Outspoken? Occasionally. But we prefer positively disruptive. We want to work with likeminded organisations and people.

Just what does it take to dent ‘The Donald’?

It’s not just our colleagues in New York and San Francisco that are fascinated by the American Presidential Election, we’re all busy obsessing about the most talked about race for the White House any of us have ever witnessed. Whatever your politics, there’s no denying that Clinton vs Trump is pure box office.

While there have been so many memorable, and frankly fascinating, moments so far, one of the things that has been most interesting from a communications perspective is Donald Trump’s seeming impenetrability to traditional media attacks.

And let’s face it, Democrat or Republican, everyone is attacking Trump. When some of your closest allies include Newt Gingrich, Sarah Palin and Vladimir Putin, you know you’re not the choice of the American establishment.

But Presidential Elections are supposed to be bruising right? You put your whole life, family, achievements and beliefs in the spotlight and ask the general public to validate you or tear you to pieces. Just ask Howard Dean how devastating it can be when the media turns against you, and he didn’t even get out of the Democratic Primaries.

Hillary Clinton certainly knows she’s in a race. She knows that she’s facing the most intense media scrutiny she can subject herself too. Questions about her physical health, email leaks and controversial speaking engagements have all hurt Clinton’s campaign. Her appeal to key demographics and her overall polling has tended to dip in line with these attacks.

Conversely, Trump not only seems to be impervious to media attacks but seems to revel in them, often entrenching himself further – just look at his ongoing spat with former Miss Universe Alicia Machado. Questions about his business investments, charitable foundations, foreign policy inexperience and attitude to women have dogged the campaign but none seem to have done the kind of damage that many would expect. Sure, his team have to do some behind the scenes rebuttals but on the surface they seem far less overworked than Hillary’s advisors.

For example, at time of writing the hashtag #LastTimeTrumpPaidTaxes is trending, following an anonymous tip to the New York Times that Trump might not have paid federal income tax for around 20 years. While not strictly illegal, this is the kind of thing that should cause moral outrage among Trump’s law abiding, tax paying blue collar supporters. But with New Jersey Governor Chris Christie already out spinning that this demonstrates the “genius” of Trump, who would bet against the incident passing without causing him a single sleepless night – if anything it probably feeds his anti-establishment hyper-persona.

So, from a communications perspective, what would it be like to work for Donald Trump?
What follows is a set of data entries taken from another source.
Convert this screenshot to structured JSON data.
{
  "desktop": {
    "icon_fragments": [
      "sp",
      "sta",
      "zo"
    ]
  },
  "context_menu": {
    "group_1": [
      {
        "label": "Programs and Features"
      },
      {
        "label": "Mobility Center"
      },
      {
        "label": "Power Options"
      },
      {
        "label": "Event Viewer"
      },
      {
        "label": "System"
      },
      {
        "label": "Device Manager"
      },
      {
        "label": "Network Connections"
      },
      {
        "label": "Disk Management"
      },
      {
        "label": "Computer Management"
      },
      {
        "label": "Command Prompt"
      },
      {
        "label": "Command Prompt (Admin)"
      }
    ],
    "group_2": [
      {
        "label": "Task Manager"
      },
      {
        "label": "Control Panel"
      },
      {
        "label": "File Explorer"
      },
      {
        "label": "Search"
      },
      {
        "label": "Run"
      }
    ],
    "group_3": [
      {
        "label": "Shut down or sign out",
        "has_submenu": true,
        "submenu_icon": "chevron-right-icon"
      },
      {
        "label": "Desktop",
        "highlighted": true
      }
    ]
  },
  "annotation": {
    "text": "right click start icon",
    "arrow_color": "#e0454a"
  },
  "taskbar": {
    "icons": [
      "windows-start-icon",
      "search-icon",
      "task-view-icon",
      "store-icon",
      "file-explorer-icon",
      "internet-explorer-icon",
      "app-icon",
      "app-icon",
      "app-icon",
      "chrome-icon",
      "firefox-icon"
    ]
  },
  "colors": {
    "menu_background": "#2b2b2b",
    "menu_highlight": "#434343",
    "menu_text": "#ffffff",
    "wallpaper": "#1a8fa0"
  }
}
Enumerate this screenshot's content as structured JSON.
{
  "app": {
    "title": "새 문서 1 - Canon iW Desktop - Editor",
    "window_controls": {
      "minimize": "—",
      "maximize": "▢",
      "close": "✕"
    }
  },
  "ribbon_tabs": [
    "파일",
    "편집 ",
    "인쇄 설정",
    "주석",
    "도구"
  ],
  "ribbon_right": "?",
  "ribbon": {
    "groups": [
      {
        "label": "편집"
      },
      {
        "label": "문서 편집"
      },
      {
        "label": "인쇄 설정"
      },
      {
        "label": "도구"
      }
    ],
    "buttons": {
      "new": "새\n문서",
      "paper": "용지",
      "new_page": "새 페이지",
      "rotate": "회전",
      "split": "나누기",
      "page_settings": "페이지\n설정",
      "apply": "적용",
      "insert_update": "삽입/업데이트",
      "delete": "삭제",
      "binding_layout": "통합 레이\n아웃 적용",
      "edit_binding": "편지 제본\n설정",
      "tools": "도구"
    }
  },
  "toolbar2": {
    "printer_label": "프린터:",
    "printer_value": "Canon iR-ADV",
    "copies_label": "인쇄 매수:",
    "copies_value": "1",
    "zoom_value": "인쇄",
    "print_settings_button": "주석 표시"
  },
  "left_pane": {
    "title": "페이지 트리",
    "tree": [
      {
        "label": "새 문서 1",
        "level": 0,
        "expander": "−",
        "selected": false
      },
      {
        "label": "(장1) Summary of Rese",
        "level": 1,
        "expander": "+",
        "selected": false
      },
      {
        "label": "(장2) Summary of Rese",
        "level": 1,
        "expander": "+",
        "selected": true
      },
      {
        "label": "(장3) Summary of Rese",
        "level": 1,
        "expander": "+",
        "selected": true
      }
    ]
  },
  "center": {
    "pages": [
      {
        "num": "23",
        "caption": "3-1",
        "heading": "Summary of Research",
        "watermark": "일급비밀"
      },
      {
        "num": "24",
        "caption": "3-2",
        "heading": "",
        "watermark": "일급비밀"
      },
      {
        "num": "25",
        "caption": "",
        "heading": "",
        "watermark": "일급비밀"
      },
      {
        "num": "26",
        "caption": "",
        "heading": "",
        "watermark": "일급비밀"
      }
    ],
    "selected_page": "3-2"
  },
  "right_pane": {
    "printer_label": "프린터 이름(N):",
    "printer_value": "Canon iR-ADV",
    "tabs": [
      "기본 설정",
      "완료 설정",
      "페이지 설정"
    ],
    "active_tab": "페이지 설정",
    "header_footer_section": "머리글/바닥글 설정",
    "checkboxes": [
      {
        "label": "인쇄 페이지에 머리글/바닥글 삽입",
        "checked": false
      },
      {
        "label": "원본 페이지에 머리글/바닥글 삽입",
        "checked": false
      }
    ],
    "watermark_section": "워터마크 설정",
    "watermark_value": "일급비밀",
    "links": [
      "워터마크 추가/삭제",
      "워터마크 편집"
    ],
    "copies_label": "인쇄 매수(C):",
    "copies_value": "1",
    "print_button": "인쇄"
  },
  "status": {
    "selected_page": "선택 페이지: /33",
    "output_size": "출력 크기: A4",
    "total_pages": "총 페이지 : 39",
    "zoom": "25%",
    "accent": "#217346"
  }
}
Is the ideal spokesperson someone you can throw to the media and ask to shoot-from-the-hip in Trump’s redoubtable style, always safe in the knowledge that whatever is said, there should be minimal comeback?

It’s certainly possible to see the attraction. However, watching your boss leaping across the issue landscape, never quite landing the key messages you had prepared and agreed, would be a source of major frustration for your average comms pro. We put great stock and effort into setting the parameters of debate, honing and testing messaging and employing techniques for engaging audiences.

In what seems like a lifetime ago, former British Prime Minister Tony Blair was often referred to by political opponents as “Teflon Tony” because no matter what they did, attacks just didn’t seem to stick to him. The difference with Trump is that Blair also ran a tightly controlled media machine, was consistent in his messaging and is now widely recognised as one of the finest political communicators of his generation. Eventually the attacks began to land but for a while he was the golden boy of world politics, happy to rub shoulders with Presidents and pop stars.

In answer to “what can dent the Donald”, my suspicion is that it would take an act of stupendous hypocrisy or hubris to sink the good ship Trump. He’d need to betray those who see him as the vanguard for their own anti-establishment sentiment. For now, he just has to keep going and hope that his invincibility lasts a little longer because under the ego, bluster and posturing, there is a decided lack of substance to offer the American public. Regardless of what you think of Hillary Clinton, she certainly can’t be accused of lacking substance.

Whatever happens in the remainder of the campaign, rest assured we’ll be there with you, engrossed in the spectacle and strangely transfixed by the power of ‘the Donald’.

Tagged with: , , , ,

No Comments Yet

Leave a Reply

Your email address will not be published.